PROBLEM DESCRIPTION: Examine the data line by line and report how many lines include the word "document", with no additional output.

=====

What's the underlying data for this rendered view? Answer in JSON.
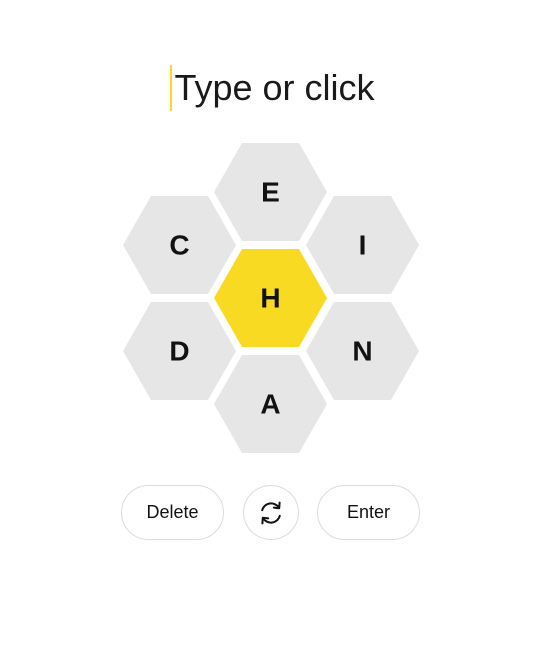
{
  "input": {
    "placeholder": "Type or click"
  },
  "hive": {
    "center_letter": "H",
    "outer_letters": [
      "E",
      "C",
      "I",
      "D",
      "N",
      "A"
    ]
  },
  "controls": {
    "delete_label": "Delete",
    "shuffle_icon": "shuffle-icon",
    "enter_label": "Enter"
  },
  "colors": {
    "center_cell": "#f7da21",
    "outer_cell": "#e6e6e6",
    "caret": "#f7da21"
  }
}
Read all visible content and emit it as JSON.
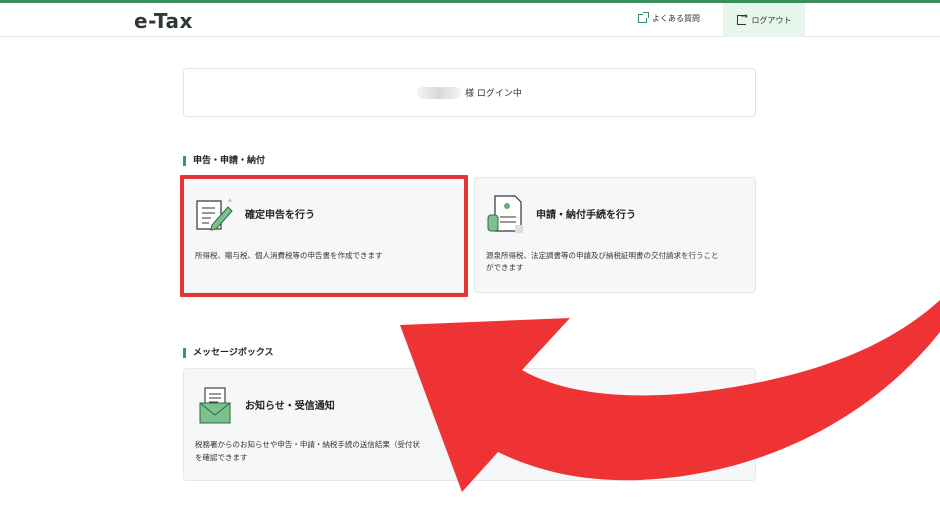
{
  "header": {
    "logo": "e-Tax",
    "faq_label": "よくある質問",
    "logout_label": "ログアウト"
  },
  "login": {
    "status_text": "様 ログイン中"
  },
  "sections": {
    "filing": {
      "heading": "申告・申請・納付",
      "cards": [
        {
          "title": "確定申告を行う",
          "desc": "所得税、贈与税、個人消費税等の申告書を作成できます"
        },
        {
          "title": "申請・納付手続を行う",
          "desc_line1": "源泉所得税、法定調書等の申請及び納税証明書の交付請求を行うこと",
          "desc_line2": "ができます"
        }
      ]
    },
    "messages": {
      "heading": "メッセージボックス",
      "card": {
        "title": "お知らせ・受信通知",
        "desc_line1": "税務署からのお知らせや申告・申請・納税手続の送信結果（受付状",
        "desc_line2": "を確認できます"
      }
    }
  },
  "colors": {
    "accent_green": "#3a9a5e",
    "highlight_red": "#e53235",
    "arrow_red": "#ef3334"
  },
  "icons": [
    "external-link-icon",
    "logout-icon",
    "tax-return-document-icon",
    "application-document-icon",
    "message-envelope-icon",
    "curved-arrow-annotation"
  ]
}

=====

EXERCISE ANSWER: 2